But there is no baby in there.

The moment the ultrasound image showed up on the screen, both of us knew something was wrong.

We went into to meet our second baby for the first time but instead we saw a uterus full of grape-shaped, watery tumors.

Technically speaking, the pregnancy has gone wrong from the very beginning. Key DNA pieces were missing in the fertilised egg, which triggered a disease called molar pregnancy that grows fast. So quick that it’s considered a “pre-cancer condition” that needs to be taken care of immediately.

Thank the great public health system in New Zealand. Within 36 hours, the whole uterus was evacuated clean, and life went back to “normal” again.

It’s normal regarding the day-to-day operation. The outside. Deep inside, the long wait only just started.

In front of us, the best case scenario is that the hCG level keeps on dropping at a nice steady rate until it gets to a single digit, right from the peak value of 114,000, then we’ll wait another 6-12 months before we can try to have a baby again.

The worst case scenario is that there are 15-20% chance that Zephyr will need further chemotherapy and 2% chance for this disease to become a full-on Choriocarcinoma. Even here, we are still pretty luck because this type of cancer responds very well to chemotherapy. What it does mean though is the likelihood of having another baby will be low.

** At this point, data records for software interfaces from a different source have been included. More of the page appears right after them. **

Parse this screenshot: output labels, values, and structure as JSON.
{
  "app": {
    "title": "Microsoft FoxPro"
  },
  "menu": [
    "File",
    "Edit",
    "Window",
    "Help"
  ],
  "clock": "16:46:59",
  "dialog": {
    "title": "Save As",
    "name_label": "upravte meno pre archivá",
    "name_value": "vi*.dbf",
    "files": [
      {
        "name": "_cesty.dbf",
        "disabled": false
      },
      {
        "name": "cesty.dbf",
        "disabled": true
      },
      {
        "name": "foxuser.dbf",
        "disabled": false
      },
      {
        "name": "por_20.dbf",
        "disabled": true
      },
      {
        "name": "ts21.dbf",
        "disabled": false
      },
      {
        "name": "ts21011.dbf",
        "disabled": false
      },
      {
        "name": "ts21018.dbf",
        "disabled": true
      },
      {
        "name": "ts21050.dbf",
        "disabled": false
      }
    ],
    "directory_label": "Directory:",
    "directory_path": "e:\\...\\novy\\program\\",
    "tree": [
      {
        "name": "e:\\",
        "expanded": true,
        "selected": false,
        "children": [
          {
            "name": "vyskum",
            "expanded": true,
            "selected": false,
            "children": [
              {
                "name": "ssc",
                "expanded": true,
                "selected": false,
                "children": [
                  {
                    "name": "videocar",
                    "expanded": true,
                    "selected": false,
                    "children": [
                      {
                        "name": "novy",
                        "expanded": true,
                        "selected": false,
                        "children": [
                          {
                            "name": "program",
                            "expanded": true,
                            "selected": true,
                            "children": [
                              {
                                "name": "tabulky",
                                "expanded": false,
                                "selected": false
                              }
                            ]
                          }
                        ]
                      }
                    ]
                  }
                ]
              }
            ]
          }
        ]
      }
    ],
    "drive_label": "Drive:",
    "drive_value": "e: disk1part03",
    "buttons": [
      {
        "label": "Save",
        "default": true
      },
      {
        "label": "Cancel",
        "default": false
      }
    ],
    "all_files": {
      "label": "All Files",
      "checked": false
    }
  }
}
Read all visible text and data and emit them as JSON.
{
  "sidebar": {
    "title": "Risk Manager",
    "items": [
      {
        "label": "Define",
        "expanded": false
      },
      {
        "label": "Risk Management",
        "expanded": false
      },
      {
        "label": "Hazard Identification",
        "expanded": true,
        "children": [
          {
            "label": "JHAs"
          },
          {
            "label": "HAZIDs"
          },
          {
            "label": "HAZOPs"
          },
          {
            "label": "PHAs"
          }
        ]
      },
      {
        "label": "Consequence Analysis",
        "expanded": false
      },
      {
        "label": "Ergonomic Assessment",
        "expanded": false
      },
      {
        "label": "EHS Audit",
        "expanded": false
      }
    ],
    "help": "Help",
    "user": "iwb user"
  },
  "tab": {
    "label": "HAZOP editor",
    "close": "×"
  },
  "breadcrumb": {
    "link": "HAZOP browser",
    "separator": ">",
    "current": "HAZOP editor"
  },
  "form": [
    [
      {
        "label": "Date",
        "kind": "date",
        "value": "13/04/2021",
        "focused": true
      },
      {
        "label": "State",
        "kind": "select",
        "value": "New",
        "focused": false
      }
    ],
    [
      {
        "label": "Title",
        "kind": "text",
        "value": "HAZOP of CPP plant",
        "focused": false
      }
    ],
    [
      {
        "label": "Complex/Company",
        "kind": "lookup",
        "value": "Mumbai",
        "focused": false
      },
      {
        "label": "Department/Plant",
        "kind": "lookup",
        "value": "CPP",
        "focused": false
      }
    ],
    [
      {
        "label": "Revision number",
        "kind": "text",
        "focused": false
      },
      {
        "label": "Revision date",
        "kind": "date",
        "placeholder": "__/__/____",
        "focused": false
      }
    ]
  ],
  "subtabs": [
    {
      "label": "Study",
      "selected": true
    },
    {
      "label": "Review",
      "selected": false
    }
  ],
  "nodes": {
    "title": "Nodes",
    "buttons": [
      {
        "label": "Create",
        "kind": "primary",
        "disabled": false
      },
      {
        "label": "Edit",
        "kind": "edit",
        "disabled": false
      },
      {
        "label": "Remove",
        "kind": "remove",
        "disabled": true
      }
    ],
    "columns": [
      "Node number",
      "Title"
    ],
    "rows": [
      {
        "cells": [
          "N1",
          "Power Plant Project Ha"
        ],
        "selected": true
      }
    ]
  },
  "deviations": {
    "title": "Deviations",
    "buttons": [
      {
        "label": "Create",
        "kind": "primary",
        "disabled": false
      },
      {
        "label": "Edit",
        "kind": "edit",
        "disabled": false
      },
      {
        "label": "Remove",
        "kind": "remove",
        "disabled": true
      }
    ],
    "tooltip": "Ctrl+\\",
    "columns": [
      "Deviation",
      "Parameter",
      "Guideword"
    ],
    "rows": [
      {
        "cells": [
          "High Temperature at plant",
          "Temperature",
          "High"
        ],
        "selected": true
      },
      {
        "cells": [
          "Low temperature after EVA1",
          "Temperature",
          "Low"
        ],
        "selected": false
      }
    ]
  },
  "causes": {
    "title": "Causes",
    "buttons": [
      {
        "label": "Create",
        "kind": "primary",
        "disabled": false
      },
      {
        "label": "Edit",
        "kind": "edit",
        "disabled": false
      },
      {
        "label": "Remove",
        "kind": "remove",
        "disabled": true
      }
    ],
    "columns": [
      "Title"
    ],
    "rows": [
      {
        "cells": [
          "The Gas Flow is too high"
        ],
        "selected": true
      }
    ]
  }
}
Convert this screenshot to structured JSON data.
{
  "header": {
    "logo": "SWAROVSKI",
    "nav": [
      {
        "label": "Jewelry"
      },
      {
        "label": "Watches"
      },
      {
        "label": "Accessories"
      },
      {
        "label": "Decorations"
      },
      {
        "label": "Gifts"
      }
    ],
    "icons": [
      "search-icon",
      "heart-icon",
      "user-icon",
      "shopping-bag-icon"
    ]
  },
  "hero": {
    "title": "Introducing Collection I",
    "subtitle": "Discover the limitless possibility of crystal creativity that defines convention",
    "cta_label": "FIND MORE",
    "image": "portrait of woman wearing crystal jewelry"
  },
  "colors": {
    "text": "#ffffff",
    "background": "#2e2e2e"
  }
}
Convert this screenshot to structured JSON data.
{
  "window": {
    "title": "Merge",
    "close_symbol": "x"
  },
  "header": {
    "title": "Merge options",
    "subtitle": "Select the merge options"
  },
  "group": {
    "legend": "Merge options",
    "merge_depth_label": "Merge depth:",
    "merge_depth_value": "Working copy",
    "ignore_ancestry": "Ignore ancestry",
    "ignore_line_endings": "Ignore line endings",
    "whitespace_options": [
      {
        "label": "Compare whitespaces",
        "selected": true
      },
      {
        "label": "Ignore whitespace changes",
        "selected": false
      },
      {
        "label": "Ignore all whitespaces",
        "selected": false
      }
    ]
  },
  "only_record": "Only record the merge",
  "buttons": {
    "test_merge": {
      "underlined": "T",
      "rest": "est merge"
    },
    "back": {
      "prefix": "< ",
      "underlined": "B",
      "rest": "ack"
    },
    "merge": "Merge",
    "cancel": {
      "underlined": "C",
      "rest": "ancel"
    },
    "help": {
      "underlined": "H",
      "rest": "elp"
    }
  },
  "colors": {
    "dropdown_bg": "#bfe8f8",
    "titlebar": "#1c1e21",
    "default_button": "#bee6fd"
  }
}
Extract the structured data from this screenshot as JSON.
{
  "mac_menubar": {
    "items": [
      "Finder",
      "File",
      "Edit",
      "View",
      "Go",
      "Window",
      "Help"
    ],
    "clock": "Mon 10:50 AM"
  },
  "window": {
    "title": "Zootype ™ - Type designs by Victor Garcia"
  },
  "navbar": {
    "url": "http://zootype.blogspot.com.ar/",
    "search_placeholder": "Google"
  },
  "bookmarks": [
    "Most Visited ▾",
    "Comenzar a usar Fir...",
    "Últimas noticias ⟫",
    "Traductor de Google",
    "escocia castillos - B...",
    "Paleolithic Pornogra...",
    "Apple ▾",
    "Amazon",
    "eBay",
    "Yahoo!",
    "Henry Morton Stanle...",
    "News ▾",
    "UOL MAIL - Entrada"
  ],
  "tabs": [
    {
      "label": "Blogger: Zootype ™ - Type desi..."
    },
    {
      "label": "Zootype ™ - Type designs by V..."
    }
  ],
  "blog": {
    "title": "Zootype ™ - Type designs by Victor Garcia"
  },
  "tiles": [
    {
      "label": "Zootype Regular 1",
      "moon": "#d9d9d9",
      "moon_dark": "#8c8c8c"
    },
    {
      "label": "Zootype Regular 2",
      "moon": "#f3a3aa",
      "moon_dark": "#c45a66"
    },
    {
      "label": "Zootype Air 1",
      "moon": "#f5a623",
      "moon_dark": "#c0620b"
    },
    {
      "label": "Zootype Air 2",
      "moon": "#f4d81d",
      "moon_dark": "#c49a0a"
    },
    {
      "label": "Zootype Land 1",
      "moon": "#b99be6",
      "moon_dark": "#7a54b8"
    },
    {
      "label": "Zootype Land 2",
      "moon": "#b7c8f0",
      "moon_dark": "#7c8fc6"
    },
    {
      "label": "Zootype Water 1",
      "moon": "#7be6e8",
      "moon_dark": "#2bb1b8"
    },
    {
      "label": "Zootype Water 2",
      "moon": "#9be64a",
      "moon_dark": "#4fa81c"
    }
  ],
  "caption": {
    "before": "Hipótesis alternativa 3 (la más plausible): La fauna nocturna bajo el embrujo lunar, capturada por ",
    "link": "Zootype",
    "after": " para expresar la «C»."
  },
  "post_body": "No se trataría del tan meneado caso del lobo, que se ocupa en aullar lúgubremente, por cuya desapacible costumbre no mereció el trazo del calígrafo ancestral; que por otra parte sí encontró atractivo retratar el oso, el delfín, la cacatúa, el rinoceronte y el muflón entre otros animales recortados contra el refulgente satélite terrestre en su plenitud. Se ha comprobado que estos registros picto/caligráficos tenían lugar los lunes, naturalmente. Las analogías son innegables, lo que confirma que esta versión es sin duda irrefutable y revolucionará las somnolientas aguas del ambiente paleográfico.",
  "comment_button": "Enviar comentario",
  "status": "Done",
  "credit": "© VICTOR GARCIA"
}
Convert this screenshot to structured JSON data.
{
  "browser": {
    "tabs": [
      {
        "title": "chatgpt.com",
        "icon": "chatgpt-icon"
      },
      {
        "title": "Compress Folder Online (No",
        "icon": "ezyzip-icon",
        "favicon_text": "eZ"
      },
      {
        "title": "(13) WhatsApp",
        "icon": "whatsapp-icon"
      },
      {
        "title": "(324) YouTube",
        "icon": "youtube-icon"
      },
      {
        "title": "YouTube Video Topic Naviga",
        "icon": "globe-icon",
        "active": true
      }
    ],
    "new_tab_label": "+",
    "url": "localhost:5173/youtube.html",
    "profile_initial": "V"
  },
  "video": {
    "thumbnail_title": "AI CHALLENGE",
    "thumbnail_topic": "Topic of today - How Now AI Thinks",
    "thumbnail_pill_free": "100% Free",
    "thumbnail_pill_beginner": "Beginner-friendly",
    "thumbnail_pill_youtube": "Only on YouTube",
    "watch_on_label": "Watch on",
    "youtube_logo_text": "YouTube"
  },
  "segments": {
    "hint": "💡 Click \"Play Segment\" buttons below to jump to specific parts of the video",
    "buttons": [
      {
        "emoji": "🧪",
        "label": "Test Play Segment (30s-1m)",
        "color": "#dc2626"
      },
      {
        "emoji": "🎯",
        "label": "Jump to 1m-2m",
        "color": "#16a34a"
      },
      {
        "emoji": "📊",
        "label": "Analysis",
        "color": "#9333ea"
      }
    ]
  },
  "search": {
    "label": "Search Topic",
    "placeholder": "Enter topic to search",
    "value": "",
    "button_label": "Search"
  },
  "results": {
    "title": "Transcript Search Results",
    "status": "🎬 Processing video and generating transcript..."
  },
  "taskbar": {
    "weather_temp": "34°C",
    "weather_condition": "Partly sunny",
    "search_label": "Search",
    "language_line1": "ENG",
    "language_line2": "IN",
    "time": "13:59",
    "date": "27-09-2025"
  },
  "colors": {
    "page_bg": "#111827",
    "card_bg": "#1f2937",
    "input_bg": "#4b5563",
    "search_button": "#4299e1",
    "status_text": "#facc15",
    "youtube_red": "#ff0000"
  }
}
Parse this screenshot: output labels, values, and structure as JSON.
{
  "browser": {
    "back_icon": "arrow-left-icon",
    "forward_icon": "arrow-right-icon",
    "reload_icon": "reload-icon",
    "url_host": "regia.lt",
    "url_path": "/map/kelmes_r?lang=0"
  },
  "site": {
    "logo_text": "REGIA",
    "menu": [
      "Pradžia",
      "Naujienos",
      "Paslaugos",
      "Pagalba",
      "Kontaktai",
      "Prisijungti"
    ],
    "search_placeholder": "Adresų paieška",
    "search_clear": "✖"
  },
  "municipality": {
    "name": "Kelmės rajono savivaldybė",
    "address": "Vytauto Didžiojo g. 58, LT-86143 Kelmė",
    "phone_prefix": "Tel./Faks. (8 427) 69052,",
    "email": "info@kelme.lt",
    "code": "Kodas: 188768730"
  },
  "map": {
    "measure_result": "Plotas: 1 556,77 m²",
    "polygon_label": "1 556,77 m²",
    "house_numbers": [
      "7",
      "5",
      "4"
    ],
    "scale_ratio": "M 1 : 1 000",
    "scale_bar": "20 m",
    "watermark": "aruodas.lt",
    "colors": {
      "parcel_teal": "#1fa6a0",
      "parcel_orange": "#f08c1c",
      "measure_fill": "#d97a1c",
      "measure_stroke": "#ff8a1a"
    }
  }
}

So, things have been pretty shitty for our little family in the last a few weeks. Whenever I found myself in this situation, I will try to see what life is trying to teach me. And here are three things I’ve found:

First, I feel incredibly lucky and profoundly grateful towards this country and the doctors, surgeons, nurses and midwives who have helped us. It took less than 48 hours from receiving the diagnosis result to a successful operation, and Zephyr discharged from the hospital. The whole process was swift, professional and even the brutal reality was delivered in the kindest way.

Second, I’ve never felt so connected with the people and the community around us. That big slab of ice in my heart was slowly melted away by the warm supports we received from our friends and the people around us. Everyone, we shared the news with would give us a big hug and told us their experiences. One of the ladies had eight miscarriages before she finally had two beautiful babies. The other had a baby that was almost full-term before the little heart stopped beating. These sad stories put our experience into perspective and pulled me out of those dark, sad and lonely places.

Last, the very possibility of having Mia as our only child helped to bring much-needed clarity to day-to-day activities. For example, we just had a few pretty decent falls of snow, and my usual intuition had been “meh, we’ll have another one soon so let me just focus on this feature now”. This time around, I didn’t even think about work before I spent most of Monday with Zephyr and Mia so we could have all the pristine snow to ourselves. I knew very well that there would never be another 2-year-old Mia happily playing snow with daddy. Next year, she will be 3.

To finish off here is a short quote from that captures what I wanted to say.

“Pain is a pesky part of being human, I’ve learned it feels like a stab wound to the heart, something I wish we could all do without, in our lives here. Pain is a sudden hurt that can’t be escaped. But then I have also learned that because of pain, I can feel the beauty, tenderness, and freedom of healing. Pain feels like a fast stab wound to the heart. But then healing feels like the wind against your face when you are spreading your wings and flying through the air! We may not have wings growing out of our backs, but healing is the closest thing that will give us that wind against our faces.”